South Africa is one of the most diverse and enchanting countries in the world. An exotic combinations of landscapes, people, history and culture offer the traveller a unique experience. Also known as the Rainbow Nation, it is a country rich in sunshine, blue skies, safaris, wildlife and game parks, long open beaches and a traditional African culture.
Larger than France and Spain combined, South Africa is a bewildering mixture of race, creed, culture and colour.
It is the most southerly country on the African continent and economically and politically one of the most important and influential.
South Africa has become one of the top tourist destinations in the world.

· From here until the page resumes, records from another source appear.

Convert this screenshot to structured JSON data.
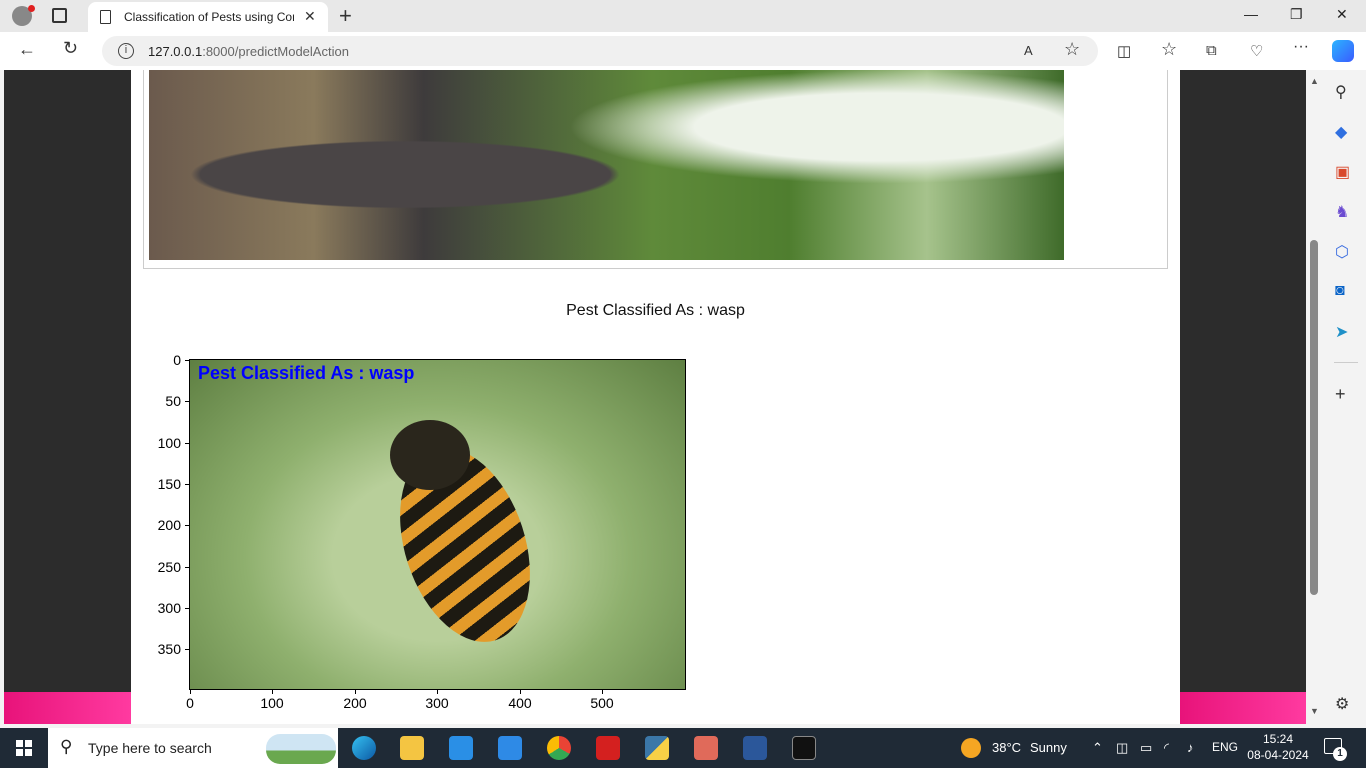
{
  "browser": {
    "tab_title": "Classification of Pests using Com",
    "url_host": "127.0.0.1",
    "url_rest": ":8000/predictModelAction"
  },
  "page": {
    "result_text": "Pest Classified As : wasp",
    "overlay_label": "Pest Classified As : wasp",
    "y_ticks": [
      "0",
      "50",
      "100",
      "150",
      "200",
      "250",
      "300",
      "350"
    ],
    "x_ticks": [
      "0",
      "100",
      "200",
      "300",
      "400",
      "500"
    ]
  },
  "taskbar": {
    "search_placeholder": "Type here to search",
    "weather_temp": "38°C",
    "weather_desc": "Sunny",
    "lang": "ENG",
    "time": "15:24",
    "date": "08-04-2024",
    "notifications": "1"
  },
  "colors": {
    "pink_band": "#e8137a",
    "overlay_text": "#0000ff"
  }
}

South Africa has every type of attraction you can think of. See mountains, beaches, forests, lakes, waterfalls, cities, villages and famous landmarks like Soweto or Table Mountain – there’s so much! Close Encounters Africa has chosen a selection of the best things to see and do to help you decide between the endless possibilities.
Perhaps one of the most picturesque cities in the world, and the oldest city in South Africa, the vibrant and cosmopolitan atmosphere of Cape Town make it easy to understand why people love this city so much.
If there was ever a way to remind you, the backdrop of Table Mountain delivers sunsets and skylines throughout the day, making for an uplifting mood in a place that can provide you with everything you want from South Africa. You’ll feel at home amongst the multi-cultural locals and tourists whilst you settle in to the next best thing to home.
The famed trail along the Western Cape has earned its reputation from giving the visitor a consistent tranquil experience.
The lush forest and lagoons of the Garden Route border the perfect white beaches, where you can find an array of fantastic accommodation to suit every type of traveller.
The popularity of the Garden Route is well deserved and as such it’s an easy destination to combine with a safari in one of the many game parks in South Africa.
A natural paradise, Kruger Park offers wildlife enthusiasts encounters with 150 different mammals and over 500 species of birds. Endangered wild dogs can be seen in the south, cheetah and zebra on the plains and giraffe in the wooded areas.
In the far north of Kruger National Park there are also archaeological and historical sites like Masorini and Thulamela, which give insight into the lives of ancient iron-age cultures.
This area is known as the garden province and is the home of the Zulu nation. The region is a kaleidoscope showing you natural wonders, ultra-modern facilities, fascinating glimpses of a multi- cultured people, a history rich in heroic deeds, bloody battles and ultimately, reconciliation- all set against a majestic backdrop of sun, sea, mountains and sky.
From the massive basalt cliffs of its northern reaches to the soaring sandstone buttresses in the south, the Berg – as it’s popularly known – offers a myriad delights to anyone of any age who needs to ‘get away from it all’. Peace and quiet is the catchphrase amid this unsurpassed grandeur where the world’s second- highest waterfall tumbles down a series of breathtaking cascades.
The Eastern Cape boasts a remarkable natural diversity. It is known as the land of rolling hills, endless sweeps of rocky coves and sandy beaches, towering mountain ranges and verdant forests. The main feature of the Eastern Cape is its astonishing coast line and there are numerous towns and resorts you may stay at for great beach action.
Whether you’re in the mood for an informal seaside escape, an encounter with the Big Five on safari, or a choice of scintillating city diversions and rich natural tourist attractions, you’re sure to find what you’re looking for in the Eastern Cape.
Namaqualand! 100% big sky country. After the winter rainfall, Namaqualand dons her coat of many colours and for a brief moment, the wild flowers invade the countryside.
See carpets of flowers; fields and fields of different coloured petals! Countless poems, novels, paintings and prose have been dedicated to this annual shower of God’s colour.
In Namaqualand the visitor will find indescribable treasures amongst the wide selection of remarkable fauna and flora.
Choosing the most suitable time of year to visit South Africa depends very much on the activities you have planned for your holiday. The flowers are best in August and September. The ideal time for game viewing is late spring (September and October). The southern right whales can be seen off the coasts from about mid-June to the end of October.
If you’re a birder, the palaeoarctic migrants arrive around November and the intra-African migrants usually by mid-October.
The diving is best in most of the country outside of summer (ie, from April through to September), and so is the surfing – but that certainly doesn’t limit either activity to those times.
River rafting is better in the Cape at the end of winter, and in Kwa Zulu-Natal in the height of summer (late November to mid-February). In Mpumalanga and Limpopo, it’s less time-dependent.
The shoulder seasons – spring and autumn – are best for hiking, as summer can be hot over most of the country. In the Drakensberg, summer thunderstorms are dangerous, while there is a good chance of snow in winter. In the Cape, the winters are wet, so hiking can become harder and you will need quality walking gear.
Of course, if you want to lounge around on the beach, mid-summer is the best time – though everyone else will be there too. And – a big bonus – the beaches of northern Kwa Zulu-Natal are warm and sunny even in mid winter.